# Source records

:::

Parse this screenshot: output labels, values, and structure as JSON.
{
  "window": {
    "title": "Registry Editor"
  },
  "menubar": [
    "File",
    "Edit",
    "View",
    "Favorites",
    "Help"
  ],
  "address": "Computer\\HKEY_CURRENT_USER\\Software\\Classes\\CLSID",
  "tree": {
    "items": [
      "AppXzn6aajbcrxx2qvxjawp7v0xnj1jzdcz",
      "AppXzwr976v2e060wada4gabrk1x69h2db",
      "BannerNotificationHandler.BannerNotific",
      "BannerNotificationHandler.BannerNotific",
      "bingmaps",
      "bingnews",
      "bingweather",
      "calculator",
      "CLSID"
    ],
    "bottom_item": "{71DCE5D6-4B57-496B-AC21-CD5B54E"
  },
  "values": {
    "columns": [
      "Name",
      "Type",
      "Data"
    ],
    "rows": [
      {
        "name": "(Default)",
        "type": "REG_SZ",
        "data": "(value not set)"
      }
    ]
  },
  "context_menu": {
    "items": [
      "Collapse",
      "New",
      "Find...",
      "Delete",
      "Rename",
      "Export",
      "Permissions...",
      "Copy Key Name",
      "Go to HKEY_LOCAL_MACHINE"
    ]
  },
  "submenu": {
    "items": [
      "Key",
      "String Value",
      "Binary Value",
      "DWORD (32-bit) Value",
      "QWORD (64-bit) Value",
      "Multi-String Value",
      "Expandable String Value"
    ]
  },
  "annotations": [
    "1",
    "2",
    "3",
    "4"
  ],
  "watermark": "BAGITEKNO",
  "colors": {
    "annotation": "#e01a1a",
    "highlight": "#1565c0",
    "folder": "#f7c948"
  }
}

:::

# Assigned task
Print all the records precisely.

# Completed exercise
Parse this screenshot: output labels, values, and structure as JSON.
{
  "window": {
    "title": "Registry Editor"
  },
  "menubar": [
    "File",
    "Edit",
    "View",
    "Favorites",
    "Help"
  ],
  "address": "Computer\\HKEY_CURRENT_USER\\Software\\Classes\\CLSID",
  "tree": {
    "items": [
      "AppXzn6aajbcrxx2qvxjawp7v0xnj1jzdcz",
      "AppXzwr976v2e060wada4gabrk1x69h2db",
      "BannerNotificationHandler.BannerNotific",
      "BannerNotificationHandler.BannerNotific",
      "bingmaps",
      "bingnews",
      "bingweather",
      "calculator",
      "CLSID"
    ],
    "bottom_item": "{71DCE5D6-4B57-496B-AC21-CD5B54E"
  },
  "values": {
    "columns": [
      "Name",
      "Type",
      "Data"
    ],
    "rows": [
      {
        "name": "(Default)",
        "type": "REG_SZ",
        "data": "(value not set)"
      }
    ]
  },
  "context_menu": {
    "items": [
      "Collapse",
      "New",
      "Find...",
      "Delete",
      "Rename",
      "Export",
      "Permissions...",
      "Copy Key Name",
      "Go to HKEY_LOCAL_MACHINE"
    ]
  },
  "submenu": {
    "items": [
      "Key",
      "String Value",
      "Binary Value",
      "DWORD (32-bit) Value",
      "QWORD (64-bit) Value",
      "Multi-String Value",
      "Expandable String Value"
    ]
  },
  "annotations": [
    "1",
    "2",
    "3",
    "4"
  ],
  "watermark": "BAGITEKNO",
  "colors": {
    "annotation": "#e01a1a",
    "highlight": "#1565c0",
    "folder": "#f7c948"
  }
}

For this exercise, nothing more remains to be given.